St John's College Oxford
A wide-ranging degree devoted to the study of the literature, history, philosophy, languages and archaeology of the ancient Greek and Roman worlds.

Average intake: 5

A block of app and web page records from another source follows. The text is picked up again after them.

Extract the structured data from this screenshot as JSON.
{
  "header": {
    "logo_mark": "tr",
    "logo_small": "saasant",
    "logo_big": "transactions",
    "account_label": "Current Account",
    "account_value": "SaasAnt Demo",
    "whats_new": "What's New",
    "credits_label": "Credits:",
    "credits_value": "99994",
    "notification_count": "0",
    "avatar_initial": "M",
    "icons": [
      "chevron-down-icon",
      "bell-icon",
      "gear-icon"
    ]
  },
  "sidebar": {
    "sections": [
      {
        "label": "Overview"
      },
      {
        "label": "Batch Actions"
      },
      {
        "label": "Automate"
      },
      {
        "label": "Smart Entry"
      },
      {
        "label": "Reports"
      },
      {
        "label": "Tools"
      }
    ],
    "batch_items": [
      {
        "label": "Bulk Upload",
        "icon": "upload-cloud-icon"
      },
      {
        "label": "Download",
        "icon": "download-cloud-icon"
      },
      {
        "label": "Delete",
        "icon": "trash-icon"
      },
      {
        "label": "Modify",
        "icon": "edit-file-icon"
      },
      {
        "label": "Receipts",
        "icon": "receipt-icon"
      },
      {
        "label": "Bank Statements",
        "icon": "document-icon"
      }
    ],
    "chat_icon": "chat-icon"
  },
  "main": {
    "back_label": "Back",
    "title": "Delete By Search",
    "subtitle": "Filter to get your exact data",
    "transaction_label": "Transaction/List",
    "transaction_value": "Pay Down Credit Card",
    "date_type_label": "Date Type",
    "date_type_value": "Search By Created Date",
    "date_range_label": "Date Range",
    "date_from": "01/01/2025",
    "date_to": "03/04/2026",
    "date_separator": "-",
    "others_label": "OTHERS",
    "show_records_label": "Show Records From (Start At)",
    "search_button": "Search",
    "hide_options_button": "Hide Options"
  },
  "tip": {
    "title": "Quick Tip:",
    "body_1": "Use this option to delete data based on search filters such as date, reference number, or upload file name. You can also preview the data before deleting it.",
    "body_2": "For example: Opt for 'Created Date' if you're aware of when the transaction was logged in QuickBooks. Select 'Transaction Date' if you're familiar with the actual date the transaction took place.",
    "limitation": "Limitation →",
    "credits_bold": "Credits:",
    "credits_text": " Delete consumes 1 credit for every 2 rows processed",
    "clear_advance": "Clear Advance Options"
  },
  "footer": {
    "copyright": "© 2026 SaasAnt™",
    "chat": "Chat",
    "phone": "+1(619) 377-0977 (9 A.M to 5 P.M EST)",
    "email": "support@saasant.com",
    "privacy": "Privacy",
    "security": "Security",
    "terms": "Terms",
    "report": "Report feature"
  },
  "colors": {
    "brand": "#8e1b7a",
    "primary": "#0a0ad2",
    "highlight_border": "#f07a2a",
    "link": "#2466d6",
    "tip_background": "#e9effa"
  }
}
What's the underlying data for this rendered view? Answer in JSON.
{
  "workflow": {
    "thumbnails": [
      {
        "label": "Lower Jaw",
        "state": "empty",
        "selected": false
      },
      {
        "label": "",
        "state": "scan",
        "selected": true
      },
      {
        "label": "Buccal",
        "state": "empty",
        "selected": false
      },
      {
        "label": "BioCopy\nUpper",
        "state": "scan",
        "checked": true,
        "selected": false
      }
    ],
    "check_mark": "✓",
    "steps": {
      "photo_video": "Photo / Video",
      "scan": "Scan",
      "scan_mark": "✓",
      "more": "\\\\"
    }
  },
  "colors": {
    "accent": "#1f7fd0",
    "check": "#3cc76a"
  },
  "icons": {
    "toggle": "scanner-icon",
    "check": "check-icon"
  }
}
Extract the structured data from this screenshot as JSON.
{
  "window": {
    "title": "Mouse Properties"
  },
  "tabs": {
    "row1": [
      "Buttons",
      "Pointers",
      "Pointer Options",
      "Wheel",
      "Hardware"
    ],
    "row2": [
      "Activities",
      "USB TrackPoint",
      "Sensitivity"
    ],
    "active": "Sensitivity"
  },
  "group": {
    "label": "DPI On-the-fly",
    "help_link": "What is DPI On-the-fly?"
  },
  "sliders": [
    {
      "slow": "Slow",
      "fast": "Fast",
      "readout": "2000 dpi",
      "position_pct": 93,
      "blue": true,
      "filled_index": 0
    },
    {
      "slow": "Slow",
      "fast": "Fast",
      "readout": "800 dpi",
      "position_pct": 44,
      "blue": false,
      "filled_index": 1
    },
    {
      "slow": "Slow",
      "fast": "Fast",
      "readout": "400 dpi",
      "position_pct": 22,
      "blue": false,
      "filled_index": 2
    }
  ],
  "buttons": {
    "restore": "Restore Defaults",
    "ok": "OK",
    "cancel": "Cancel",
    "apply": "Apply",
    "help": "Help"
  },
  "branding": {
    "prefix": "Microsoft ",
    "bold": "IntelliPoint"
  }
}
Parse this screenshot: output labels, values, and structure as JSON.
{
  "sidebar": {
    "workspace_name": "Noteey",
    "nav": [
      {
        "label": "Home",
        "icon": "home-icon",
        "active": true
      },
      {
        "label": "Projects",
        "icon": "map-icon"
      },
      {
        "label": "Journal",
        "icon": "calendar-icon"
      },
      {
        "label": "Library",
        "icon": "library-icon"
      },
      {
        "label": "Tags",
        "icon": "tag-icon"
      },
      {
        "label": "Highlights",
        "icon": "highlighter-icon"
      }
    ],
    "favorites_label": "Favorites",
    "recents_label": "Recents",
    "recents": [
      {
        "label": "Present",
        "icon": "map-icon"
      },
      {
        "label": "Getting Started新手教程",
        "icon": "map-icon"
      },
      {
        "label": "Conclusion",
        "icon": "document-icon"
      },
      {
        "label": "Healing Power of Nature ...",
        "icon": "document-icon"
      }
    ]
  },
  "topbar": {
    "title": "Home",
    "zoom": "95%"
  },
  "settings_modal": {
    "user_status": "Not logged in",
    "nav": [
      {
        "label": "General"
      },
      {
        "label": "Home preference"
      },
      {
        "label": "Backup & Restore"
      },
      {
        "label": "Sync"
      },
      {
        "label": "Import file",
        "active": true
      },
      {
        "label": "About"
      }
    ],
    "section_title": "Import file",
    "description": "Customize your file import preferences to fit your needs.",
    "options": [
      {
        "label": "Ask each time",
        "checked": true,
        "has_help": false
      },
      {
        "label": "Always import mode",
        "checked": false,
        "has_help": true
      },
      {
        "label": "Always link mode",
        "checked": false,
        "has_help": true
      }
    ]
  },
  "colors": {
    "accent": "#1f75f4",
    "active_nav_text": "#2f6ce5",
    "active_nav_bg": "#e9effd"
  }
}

  • Oxford remains the best place in the world to be studying Classics. This is no exaggeration but the simple, objective truth, resting upon its huge resources in the form of libraries, museums and teachers.
  • We have tutors and lecturers in all fields of classical studies, whose research interests cover such diverse subjects as early Greek epic, modern reception of Greek tragedy, Roman law and citizenship, Platonic ethics, and sculptures on Roman tombs.
  • St John's is physically closest (literally just over the road) to the three most important buildings in the University for Classics: the Sackler Library (the world's largest classics library, also housing important papyri), the Ashmolean Museum (the UK's oldest, with important ancient sculpture and Greek vases), and the Classics Centre. We also have an excellent Classics collection in the College library.
  • An active student Classics society is named after an Emeritus Fellow, Professor Donald Russell, who has been teaching for the College since 1948. It organises talks by distinguished academics, many of them St John’s alumni, every term.
  • St John’s was the alma mater of some of the most important British classical scholars, including A.E. Housman (perhaps even more famous as a poet) and Gilbert Murray. The fictional Inspector Morse also read Classics at St John’s.
  • Our classics graduates have gone on to many diverse fields, including banking, computing, the civil service, law and academia.

Read profiles from three St John's students studying Classics and Joint Schools here, here and here.
Watch a video from a Classics student at St John's:

Classics and Joint Schools tutors